Today, as always during the last weekend of May, we have a family reunion where most turn up missing. A handful of the living come together with a slew of the no-longer-living. Some, who have been caught napping for a century or more, are no-shows.
It is always on this day of cemetery visiting that I feel keenly the presence of their absence: the great greats I never knew, a great aunt who kept so many secrets, my alcoholic grandfather (who I remember as a very old man) who died of sudden cardiac arrest at the age I am now, my grandmother from whom I inherited inherent messiness and the love of things that bloom, my parents who divorced for ten years late in life, yet reunited long enough for their ashes to rest together for eternity.

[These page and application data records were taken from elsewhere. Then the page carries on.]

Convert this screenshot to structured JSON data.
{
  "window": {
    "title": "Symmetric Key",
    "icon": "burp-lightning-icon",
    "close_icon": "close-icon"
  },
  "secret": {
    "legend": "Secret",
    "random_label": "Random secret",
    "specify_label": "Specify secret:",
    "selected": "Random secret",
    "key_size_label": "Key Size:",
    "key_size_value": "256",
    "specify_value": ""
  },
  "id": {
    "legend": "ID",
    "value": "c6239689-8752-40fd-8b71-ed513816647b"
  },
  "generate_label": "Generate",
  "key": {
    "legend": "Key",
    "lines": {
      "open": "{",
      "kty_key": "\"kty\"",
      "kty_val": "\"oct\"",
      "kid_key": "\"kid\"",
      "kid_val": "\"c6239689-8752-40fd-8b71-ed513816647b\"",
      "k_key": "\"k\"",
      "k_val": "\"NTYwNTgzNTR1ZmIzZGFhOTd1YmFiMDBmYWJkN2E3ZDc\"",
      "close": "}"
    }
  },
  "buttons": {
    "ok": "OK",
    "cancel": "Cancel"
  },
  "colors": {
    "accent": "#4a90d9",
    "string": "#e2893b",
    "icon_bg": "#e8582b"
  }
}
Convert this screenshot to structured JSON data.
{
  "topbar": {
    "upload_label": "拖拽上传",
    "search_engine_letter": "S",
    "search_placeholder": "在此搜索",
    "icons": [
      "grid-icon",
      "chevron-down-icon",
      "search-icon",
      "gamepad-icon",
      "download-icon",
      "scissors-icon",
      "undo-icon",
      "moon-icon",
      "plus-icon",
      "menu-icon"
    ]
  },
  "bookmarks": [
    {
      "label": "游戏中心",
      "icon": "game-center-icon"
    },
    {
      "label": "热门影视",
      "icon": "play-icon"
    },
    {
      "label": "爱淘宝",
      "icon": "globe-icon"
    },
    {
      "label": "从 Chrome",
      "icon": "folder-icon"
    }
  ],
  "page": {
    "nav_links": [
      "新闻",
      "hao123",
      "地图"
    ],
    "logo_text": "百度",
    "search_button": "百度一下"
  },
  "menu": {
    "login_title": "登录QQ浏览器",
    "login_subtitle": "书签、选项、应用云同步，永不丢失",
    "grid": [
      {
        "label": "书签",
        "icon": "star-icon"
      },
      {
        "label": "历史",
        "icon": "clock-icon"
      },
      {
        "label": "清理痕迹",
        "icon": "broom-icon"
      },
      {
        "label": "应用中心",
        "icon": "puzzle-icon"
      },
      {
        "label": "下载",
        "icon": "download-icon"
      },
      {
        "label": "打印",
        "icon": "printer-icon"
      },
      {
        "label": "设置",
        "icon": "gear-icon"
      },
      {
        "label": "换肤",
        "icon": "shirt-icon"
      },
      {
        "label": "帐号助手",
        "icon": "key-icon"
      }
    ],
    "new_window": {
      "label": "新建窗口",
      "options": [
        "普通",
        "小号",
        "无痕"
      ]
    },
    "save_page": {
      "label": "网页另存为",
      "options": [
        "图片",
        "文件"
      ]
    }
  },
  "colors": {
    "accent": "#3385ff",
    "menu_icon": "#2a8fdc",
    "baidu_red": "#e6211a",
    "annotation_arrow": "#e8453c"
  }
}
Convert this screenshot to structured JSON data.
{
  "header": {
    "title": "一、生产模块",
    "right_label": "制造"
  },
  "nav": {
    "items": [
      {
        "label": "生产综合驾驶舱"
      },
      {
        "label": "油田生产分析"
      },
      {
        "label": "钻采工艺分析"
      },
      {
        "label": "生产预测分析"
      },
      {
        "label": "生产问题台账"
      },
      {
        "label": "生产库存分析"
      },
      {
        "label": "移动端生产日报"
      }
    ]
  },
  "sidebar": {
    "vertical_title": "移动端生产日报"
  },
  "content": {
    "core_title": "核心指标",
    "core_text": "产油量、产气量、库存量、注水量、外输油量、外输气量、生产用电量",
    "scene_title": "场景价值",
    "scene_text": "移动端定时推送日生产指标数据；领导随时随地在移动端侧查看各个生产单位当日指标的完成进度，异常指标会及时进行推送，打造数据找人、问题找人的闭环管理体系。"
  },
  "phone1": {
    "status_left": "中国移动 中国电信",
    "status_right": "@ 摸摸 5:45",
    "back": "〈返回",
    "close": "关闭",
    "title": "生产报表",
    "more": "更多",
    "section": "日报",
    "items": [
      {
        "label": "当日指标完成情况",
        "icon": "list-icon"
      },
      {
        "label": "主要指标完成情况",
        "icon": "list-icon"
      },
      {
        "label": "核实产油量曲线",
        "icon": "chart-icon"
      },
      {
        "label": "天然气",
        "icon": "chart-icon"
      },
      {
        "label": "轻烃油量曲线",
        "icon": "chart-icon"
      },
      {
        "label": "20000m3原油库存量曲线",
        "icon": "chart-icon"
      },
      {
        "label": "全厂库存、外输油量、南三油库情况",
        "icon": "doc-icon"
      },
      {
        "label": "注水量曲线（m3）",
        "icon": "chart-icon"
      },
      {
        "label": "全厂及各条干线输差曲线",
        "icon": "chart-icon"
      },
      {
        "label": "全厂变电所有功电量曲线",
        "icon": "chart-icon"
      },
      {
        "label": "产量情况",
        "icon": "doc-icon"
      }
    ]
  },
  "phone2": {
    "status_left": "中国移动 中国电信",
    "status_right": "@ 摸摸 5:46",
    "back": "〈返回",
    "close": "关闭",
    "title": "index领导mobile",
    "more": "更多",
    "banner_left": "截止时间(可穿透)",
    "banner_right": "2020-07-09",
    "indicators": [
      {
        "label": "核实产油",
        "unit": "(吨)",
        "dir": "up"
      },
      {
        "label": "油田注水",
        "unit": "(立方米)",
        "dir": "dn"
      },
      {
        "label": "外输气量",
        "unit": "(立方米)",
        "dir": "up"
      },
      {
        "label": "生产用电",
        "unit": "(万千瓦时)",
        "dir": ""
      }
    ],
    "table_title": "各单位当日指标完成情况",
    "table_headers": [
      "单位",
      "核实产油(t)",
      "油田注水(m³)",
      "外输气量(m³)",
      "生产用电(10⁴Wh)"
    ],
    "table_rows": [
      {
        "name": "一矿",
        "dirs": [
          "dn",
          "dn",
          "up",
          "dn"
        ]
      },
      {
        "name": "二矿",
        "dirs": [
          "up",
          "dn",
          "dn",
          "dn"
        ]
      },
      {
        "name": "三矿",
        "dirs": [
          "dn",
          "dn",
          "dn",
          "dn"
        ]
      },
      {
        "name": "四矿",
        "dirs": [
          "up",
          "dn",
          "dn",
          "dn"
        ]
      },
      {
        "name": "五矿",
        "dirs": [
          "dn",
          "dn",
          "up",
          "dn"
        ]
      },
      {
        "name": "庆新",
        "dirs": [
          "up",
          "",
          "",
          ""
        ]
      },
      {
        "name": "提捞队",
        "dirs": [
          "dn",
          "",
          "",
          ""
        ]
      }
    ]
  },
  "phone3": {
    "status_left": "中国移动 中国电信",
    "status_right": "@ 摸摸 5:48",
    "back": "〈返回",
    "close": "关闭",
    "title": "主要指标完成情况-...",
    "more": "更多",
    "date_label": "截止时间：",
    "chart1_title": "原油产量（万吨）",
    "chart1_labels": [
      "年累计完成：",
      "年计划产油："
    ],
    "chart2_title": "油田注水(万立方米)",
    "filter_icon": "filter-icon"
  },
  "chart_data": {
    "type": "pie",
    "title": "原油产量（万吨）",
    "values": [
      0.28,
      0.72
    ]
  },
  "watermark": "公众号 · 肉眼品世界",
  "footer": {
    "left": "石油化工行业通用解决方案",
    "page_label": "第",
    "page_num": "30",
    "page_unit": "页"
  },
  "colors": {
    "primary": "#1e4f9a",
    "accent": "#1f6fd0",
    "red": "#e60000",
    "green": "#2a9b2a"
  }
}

These givers of my genes rest here in this beautiful place above Puget Sound, the Cascade Mountains with shining snow beside them. It is a peaceful spot to lay one’s dust for eternity.
It is good, as one of the still-for-now living, to approach these plots of grass with a wary weariness of the aging. But for the grace of God, there will I be sooner than I wish to be. There, thanks to the grace of God, will I one day be an absent presence for my children and grandchildren to ponder if they keep up this annual tradition of the cemetery-visit.
The world as it is…remembers the world that was.
The world to come calls us home in its time, where we all will be present and accounted for — our reunion celebration where we pray no one is missing.
All in good time. All in good time.
A new book from Barnstorming – available for order here
Come, Holy Spirit, bending or not bending the grasses, appearing or not above our heads in a tongue of flame, at hay harvest or when they plough in the orchards or when snow covers crippled firs… ~Czeslaw Milosz from “Veni Creator” inSelected and Last Poems
The cows munched or stirred or were still. I was at home and lonely, both in good measure. Until the sudden angel affrighted me––light effacing my feeble beam, a forest of torches, feathers of flame, sparks upflying: but the cows as before were calm, and nothing was burning, nothing but I, as that hand of fire touched my lips and scorched my tongue and pulled my voice into the ring of the dance. ~Denise Levertov from “Caedmon” inBreathing the Water
The world is charged with the grandeur of God. It will flame out, like shining from shook foil; It gathers to a greatness, like the ooze of oil Crushed.
And for all this, nature is never spent; There lives the dearest freshness deep down things; And though the last lights off the black West went Oh, morning, at the brown brink eastward, springs— Because the Holy Ghost over the bent World broods with warm breast and with ah! bright wings. ~Gerard Manley Hopkins from “God’s Grandeur”
Today, when I feel at times without hope, as mute and dumb as cattle chewing the cud, as the bent world reels with illness, blood and violence, I remain in hiding: my faith feels frail, love seems distant.
I wait, stilled for the moment I am lit afire ~ when the Living God is seen, heard, named, loved, known forever burning in my heart deep down, brooded over by His bright wings: His dearest in this moment and for eternity.
A new book from Barnstorming is available – information on how to order here